Feder spent her last six summers at the popular summer camp, which served around 1,400 kids. The camp, operated by the Union for Reform Judaism (URJ), attracted kids to partake in a traditional summer camp experience and to participate in a variety of activities ranging from sports to arts and crafts to smore making.
“Newman is a bright light,” said Feder, who was a counselor-in-training this past summer. “Everybody ideally has their place where they feel comfortable and where they feel safe and I think Newman was that place for a lot of teens.”
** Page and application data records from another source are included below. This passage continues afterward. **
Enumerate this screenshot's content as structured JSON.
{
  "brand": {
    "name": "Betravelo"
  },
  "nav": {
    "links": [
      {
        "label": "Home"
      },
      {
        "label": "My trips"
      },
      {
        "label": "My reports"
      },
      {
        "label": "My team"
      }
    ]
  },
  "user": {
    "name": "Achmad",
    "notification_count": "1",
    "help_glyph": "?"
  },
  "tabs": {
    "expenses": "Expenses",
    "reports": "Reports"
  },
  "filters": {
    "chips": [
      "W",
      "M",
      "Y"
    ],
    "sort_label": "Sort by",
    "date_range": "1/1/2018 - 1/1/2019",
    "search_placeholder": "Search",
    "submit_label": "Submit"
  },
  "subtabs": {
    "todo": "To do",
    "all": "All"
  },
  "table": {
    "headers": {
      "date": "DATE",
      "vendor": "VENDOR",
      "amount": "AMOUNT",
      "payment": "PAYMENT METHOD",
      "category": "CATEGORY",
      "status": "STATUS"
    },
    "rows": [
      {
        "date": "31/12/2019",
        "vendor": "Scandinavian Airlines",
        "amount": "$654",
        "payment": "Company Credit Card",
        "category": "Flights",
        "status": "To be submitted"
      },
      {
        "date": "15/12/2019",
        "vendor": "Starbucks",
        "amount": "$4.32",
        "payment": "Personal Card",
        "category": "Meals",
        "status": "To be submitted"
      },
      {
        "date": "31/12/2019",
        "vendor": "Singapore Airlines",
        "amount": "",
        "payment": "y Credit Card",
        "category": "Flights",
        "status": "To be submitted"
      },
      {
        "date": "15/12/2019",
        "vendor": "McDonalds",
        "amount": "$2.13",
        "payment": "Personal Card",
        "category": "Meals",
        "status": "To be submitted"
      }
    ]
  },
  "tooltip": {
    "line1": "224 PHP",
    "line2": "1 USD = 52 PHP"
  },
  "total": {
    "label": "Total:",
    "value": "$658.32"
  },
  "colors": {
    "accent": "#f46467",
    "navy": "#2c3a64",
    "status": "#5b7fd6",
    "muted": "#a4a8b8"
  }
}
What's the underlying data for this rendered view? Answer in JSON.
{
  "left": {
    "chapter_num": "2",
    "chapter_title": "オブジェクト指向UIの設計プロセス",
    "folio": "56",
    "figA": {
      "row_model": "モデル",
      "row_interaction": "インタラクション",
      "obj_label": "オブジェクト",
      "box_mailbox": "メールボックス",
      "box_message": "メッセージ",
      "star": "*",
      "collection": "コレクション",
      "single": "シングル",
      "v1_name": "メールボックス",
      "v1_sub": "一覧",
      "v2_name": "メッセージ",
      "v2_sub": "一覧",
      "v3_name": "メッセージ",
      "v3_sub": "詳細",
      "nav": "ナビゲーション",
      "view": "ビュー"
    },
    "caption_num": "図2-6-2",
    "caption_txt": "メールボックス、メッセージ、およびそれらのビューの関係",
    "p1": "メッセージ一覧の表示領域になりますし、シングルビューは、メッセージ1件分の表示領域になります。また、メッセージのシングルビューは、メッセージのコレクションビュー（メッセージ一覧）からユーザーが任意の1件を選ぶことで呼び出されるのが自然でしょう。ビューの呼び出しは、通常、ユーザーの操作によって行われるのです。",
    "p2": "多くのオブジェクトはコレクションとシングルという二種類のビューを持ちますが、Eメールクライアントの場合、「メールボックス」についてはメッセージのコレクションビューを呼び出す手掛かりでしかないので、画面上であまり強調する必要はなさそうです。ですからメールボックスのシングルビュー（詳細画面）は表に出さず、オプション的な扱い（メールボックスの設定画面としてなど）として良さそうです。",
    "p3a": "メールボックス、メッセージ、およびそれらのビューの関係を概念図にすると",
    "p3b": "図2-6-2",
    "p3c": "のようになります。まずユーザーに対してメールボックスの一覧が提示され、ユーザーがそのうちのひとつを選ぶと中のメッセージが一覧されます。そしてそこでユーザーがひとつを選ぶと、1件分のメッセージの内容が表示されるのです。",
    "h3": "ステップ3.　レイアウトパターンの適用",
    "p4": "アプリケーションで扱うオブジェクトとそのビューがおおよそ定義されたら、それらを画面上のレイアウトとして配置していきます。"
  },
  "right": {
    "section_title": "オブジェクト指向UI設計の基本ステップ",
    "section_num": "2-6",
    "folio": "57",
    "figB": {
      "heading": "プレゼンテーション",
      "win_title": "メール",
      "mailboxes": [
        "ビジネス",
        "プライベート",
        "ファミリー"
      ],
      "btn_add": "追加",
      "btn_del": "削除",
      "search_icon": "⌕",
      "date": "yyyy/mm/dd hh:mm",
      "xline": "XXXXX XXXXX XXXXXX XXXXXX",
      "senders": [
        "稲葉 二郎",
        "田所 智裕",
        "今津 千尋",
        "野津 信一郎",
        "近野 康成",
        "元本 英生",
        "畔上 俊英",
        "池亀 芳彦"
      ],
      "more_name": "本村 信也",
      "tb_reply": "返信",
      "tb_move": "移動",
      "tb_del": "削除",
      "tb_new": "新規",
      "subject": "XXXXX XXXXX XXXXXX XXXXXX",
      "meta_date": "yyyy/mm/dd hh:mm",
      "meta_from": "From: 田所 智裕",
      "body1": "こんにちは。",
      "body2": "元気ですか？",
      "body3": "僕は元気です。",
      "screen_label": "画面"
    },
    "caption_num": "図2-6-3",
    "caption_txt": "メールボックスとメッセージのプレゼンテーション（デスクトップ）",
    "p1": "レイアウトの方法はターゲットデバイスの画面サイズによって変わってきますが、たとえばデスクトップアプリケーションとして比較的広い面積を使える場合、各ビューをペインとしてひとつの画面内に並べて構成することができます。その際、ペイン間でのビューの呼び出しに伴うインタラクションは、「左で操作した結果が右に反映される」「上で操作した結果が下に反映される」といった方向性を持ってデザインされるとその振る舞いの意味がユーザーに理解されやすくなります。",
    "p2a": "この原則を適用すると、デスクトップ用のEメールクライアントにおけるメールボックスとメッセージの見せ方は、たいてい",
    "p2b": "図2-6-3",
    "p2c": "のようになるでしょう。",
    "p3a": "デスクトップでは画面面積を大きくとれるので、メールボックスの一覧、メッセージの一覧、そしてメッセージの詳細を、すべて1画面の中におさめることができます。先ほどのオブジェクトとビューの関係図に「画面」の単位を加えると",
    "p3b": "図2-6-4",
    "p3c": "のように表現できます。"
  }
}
The camp brings together staff and campers from all over the country and world, drawing many kids from local synagogues Peninsula Temple Sholom in Burlingame and Peninsula Temple Beth El in San Mateo. Additionally, events for families and campers are hosted at the site throughout the year.
All the people living at the camp evacuated in time and the Torah scrolls were saved, according to the URJ Camp Newman Facebook page.
“I think it’s a big loss for a lot of young people,” Feder said. “But I think we really have to focus on the people that made camp what it was. It wasn’t the place. It was the community and the community will go anywhere and everywhere together.”
The camp incorporates many Jewish principles, such as Tikkun Olam (bettering our world) and and Tikkun Middot (bettering ourselves), into its programs to teach campers important values that they can then bring home after the summer, according the camp website.
There has been an outpouring of support for URJ Camp Newman and a #NewmanStrong campaign to raise funds for reconstruction is already underway. The community is confident that they will come together to ensure the camp is rebuilt and continues to inspire children for generations to come.
“I feel like this will make the Newman community have a new appreciation for how special it is and what a unique place it was,” sophomore and third-year camper Sophie Saddik said.
Congregations all over the Bay Area have been holding events to support Newman campers in mourning.
A photo of a Star of David, an iconic Jewish symbol, completely still standing at URJ Camp Newman following the almost total destruction of the camp has been circulating the Internet and serving as a symbol of hope for both Newman campers and wildfire victims.
The camp will release details about its future plans in the coming weeks. URJ Camp Newman executive director Ruben Arquilevich is very hopeful camp will be held in 2018, even if it will be in a temporary location, according to an article that appeared in The Jewish News of Northern California.
“We will be at Newman sooner than we think and it will all be all right,” Saddik said.